While Dylan is excelling at ADHD behavior without the benefit of medication that works, Shane is blossoming into someone who is completely incapable of recognizing the fact that he has put something down.
Shane has always been easy because he rarely forgot where he put things. He followed the letter of the law, so he always knew what he was doing, where he was doing it, how he was going to finish it, when (especially WHEN) he was going to do it, and what he was going to do after that – and how, etc.
Lately, though, he is losing, destroying and forgetting everything. More than once in the past week, I’ve honestly wondered if ADHD is contagious, or if maybe Shane just wants some attention for the same attention-grabbing things Dylan does.
Shane has a folder that he brings home from school every day. He’s been bringing home this folder since he was in kindergarten, forgetting it maybe three times in four years. In the past few weeks, though, he’s forgotten the folder three times – each time, completely befuddled as to how that could have happened.
His glasses went missing one day last week. He took them off while on the trampoline – which, coincidentally, was completely covered in leaves. He went out into the cold with a flashlight, praying earnestly the entire time, and actually located his $400 glasses IN THE LEAF PILE.
Things seem to just fall out of his hand, as if he were never actually holding them.
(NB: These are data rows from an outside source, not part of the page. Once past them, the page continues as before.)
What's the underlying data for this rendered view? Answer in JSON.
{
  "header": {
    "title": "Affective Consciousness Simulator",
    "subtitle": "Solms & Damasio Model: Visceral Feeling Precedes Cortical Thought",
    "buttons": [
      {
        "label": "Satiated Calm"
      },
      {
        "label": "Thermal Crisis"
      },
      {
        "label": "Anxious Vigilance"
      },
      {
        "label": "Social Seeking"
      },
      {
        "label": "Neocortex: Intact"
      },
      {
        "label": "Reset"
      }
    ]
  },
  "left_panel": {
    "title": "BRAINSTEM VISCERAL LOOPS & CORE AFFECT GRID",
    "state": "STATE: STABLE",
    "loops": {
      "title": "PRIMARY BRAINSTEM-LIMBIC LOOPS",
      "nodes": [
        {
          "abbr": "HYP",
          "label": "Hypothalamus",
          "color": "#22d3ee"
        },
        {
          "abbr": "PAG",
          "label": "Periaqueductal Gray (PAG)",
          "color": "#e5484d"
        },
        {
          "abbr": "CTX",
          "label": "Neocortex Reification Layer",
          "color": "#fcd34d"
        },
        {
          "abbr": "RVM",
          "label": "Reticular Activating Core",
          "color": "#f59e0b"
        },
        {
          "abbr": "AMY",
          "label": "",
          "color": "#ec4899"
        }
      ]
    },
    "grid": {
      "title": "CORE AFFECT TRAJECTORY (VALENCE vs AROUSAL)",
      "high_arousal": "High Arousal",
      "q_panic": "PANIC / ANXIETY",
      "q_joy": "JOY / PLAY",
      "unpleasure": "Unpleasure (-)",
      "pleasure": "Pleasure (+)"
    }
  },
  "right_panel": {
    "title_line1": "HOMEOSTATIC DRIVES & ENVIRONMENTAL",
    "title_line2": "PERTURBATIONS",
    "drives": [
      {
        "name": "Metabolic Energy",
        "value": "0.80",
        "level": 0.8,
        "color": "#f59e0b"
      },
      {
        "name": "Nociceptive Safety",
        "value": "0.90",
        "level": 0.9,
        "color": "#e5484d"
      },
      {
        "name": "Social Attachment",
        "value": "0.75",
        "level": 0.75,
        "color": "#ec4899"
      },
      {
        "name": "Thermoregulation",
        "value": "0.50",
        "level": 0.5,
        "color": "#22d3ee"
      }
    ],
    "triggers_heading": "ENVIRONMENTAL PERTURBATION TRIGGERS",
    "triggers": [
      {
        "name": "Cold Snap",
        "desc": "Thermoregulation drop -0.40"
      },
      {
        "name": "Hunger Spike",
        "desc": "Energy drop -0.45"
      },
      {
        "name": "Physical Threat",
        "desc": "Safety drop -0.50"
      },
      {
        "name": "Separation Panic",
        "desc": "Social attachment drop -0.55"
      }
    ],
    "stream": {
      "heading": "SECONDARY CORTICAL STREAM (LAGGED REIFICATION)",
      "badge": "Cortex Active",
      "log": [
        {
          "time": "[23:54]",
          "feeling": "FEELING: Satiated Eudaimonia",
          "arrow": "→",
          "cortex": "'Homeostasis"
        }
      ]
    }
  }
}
I’ve watched him pick up a toy, play with it, then plop it down in the middle of the room and scurry off to get another toy. Mere minutes later, there are 600 toys on the floor, and he’s not playing with any of them – but he’s used them all. He never, ever puts anything away.
This weekend, we went through his stuff, so as to rearrange some furniture in his bedroom. He was stunned to find that he had as many recyclable papers (TRASH) as he did treasures, which he wants to keep forever and ever. These treasures were in a crumpled heap in his “treasures” area, and he was also stunned to find four full books that he wrote and hadn’t been able to find anywhere.
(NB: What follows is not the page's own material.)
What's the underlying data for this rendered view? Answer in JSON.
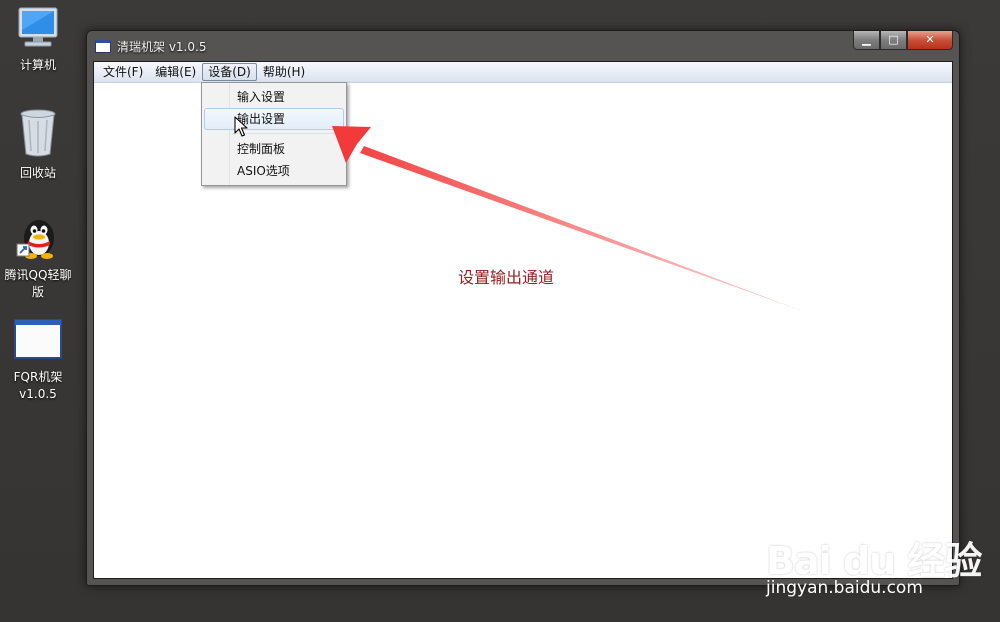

I have no idea what to do about this problem. When I put something down, I pay attention to what it is, and where I’m putting it. Shane doesn’t even know he has it in his hands, and then it’s gone. There’s no organization at all.
I remember reading once, long ago, that organization is a skill that needs to be taught. I also remember buying a book about organization for my beloved husband, who has the same amount of organizational ability as a baboon. He never found time to read it. And I never found time to teach him what needs to be taught – not that it should be my job, of course.
Shane, however, is still – possibly – trainable. If only I had a clue how to go about training him. Perhaps I need to read a book on the subject – quickly, before he loses everything he owns.